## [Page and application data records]
[Start of Attachment]
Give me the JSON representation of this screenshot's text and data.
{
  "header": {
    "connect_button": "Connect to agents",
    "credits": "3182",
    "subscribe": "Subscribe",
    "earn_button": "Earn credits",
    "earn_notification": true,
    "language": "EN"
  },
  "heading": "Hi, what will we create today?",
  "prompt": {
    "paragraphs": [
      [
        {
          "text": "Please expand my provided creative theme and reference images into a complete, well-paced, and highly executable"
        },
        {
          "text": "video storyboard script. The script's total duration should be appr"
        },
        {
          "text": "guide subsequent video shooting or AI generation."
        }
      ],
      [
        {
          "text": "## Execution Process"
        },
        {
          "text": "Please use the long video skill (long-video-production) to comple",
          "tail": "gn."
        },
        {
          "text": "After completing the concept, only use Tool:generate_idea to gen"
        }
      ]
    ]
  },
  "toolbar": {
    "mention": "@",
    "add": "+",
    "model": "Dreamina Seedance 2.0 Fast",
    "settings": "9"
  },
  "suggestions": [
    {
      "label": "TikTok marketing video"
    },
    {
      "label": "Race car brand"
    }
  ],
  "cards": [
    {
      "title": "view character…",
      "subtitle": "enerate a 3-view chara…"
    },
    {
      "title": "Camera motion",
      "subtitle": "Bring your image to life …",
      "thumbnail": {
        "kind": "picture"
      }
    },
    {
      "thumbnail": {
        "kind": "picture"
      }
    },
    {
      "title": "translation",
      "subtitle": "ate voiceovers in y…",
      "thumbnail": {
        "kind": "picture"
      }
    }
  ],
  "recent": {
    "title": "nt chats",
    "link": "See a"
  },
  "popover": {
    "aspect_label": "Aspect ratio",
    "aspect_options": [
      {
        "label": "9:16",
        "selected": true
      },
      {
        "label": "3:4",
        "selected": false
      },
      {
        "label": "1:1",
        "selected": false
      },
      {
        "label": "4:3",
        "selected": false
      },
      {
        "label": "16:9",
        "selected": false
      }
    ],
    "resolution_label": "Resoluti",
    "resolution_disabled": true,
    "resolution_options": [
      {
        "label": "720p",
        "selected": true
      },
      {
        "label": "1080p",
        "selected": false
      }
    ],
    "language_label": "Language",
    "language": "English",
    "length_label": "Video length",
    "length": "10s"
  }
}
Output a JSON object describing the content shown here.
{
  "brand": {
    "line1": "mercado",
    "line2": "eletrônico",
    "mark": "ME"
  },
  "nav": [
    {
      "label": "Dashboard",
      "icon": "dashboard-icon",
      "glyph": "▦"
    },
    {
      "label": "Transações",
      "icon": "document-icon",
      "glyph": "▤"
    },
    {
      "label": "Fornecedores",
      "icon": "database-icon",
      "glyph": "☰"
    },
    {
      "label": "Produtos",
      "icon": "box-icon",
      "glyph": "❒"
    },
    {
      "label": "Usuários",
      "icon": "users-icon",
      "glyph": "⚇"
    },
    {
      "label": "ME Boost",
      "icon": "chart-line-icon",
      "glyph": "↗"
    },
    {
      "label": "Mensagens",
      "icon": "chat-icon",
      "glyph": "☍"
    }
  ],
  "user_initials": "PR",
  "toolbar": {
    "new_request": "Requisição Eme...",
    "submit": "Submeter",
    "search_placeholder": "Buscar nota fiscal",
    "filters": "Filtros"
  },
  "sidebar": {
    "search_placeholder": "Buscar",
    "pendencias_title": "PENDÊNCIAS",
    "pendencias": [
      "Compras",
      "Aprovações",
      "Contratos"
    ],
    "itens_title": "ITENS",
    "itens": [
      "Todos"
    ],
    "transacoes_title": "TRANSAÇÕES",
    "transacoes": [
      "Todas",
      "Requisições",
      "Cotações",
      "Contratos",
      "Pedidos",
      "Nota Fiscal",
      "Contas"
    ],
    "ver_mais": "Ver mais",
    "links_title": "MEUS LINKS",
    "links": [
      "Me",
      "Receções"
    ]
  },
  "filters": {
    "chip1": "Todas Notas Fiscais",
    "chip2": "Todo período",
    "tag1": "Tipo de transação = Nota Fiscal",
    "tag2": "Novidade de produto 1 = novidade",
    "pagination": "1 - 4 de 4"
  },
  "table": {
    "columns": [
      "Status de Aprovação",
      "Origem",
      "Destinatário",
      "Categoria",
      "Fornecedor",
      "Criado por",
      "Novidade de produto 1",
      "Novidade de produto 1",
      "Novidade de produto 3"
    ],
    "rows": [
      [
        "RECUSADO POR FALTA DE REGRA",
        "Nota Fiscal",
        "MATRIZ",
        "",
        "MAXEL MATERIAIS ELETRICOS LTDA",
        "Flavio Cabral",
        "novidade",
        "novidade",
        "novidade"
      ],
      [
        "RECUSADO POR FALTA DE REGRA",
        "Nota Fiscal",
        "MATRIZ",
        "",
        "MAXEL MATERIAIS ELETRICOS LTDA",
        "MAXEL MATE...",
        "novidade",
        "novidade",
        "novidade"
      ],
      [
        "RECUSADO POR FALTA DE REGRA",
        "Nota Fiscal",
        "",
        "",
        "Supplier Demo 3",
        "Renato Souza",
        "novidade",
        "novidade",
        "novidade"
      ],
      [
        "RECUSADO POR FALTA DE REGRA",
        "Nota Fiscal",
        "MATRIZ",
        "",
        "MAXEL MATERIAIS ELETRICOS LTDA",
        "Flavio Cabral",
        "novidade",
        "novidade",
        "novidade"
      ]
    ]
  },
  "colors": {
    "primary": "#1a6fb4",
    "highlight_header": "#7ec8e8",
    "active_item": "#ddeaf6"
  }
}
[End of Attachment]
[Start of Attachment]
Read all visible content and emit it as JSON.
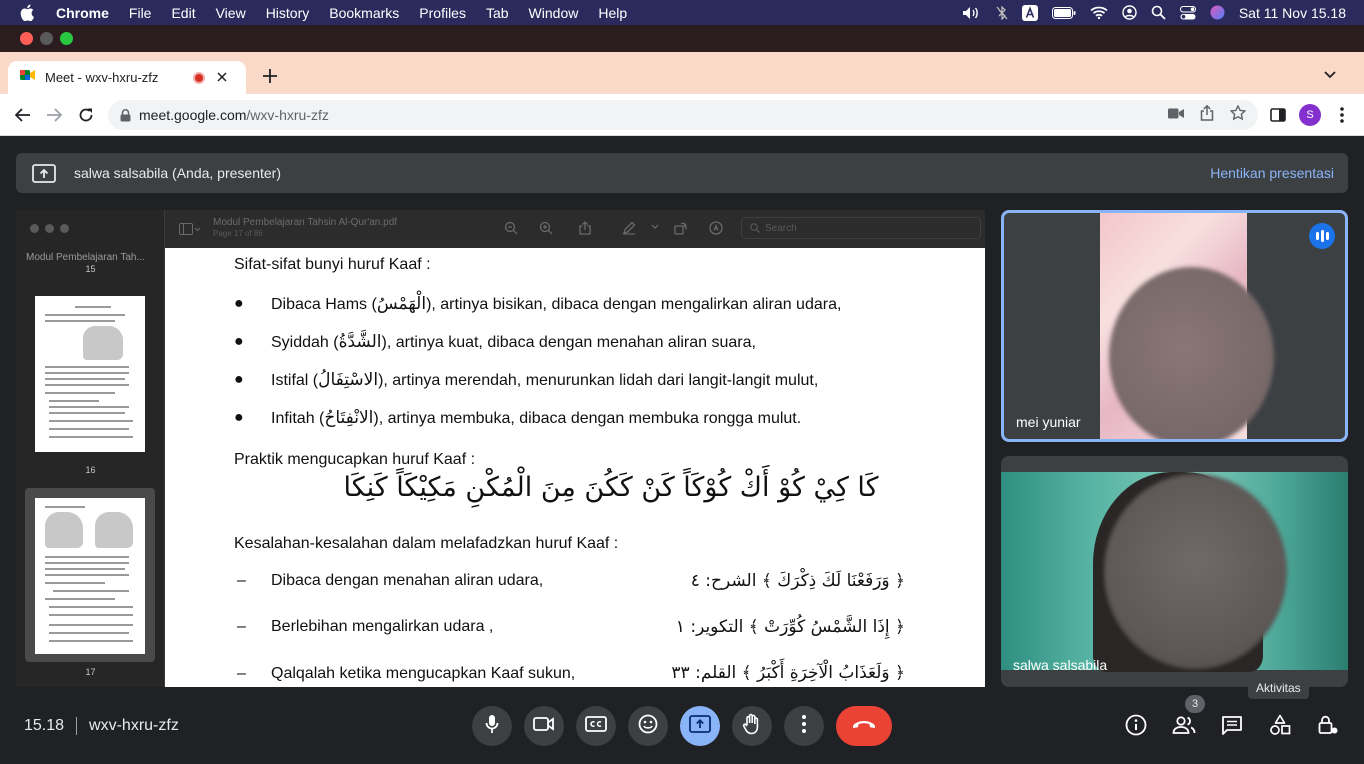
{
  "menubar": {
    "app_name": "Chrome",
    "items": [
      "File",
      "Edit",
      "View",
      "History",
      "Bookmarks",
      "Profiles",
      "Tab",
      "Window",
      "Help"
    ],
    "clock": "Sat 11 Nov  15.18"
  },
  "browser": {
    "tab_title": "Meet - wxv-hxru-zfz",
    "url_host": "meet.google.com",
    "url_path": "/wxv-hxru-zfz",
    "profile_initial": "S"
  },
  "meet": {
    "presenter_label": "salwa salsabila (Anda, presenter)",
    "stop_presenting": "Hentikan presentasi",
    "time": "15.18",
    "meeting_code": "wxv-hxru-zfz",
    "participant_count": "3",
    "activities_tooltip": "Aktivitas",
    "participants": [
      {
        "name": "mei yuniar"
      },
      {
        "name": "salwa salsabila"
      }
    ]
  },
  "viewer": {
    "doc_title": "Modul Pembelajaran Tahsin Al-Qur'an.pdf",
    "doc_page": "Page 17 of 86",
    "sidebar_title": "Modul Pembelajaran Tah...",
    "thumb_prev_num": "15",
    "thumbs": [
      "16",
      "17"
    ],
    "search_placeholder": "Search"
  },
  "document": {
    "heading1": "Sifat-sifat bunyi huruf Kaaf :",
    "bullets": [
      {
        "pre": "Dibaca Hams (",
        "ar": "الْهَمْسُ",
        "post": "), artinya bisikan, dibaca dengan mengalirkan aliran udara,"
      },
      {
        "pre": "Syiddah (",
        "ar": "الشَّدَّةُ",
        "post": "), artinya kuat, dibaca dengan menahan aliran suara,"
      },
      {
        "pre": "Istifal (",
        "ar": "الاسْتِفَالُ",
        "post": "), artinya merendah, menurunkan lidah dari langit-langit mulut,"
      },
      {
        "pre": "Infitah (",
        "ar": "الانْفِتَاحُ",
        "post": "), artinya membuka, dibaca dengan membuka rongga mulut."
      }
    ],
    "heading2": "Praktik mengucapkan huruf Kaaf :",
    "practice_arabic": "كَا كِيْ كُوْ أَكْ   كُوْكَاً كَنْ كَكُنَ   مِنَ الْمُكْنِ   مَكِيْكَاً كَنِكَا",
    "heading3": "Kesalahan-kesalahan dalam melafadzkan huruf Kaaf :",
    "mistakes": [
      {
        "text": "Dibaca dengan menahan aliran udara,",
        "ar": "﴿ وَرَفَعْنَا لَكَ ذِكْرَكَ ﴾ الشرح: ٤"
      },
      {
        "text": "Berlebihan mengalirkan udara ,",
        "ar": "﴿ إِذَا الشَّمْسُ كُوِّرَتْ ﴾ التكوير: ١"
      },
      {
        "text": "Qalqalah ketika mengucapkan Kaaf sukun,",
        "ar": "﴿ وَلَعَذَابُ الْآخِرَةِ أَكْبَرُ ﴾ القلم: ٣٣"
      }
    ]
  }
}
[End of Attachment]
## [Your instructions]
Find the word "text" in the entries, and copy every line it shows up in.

## [The completed task]
Give me the JSON representation of this screenshot's text and data.
          "text": "Please expand my provided creative theme and reference images into a complete, well-paced, and highly executable"
          "text": "video storyboard script. The script's total duration should be appr"
          "text": "guide subsequent video shooting or AI generation."
          "text": "## Execution Process"
          "text": "Please use the long video skill (long-video-production) to comple",
          "text": "After completing the concept, only use Tool:generate_idea to gen"
        "text": "Dibaca dengan menahan aliran udara,",
        "text": "Berlebihan mengalirkan udara ,",
        "text": "Qalqalah ketika mengucapkan Kaaf sukun,",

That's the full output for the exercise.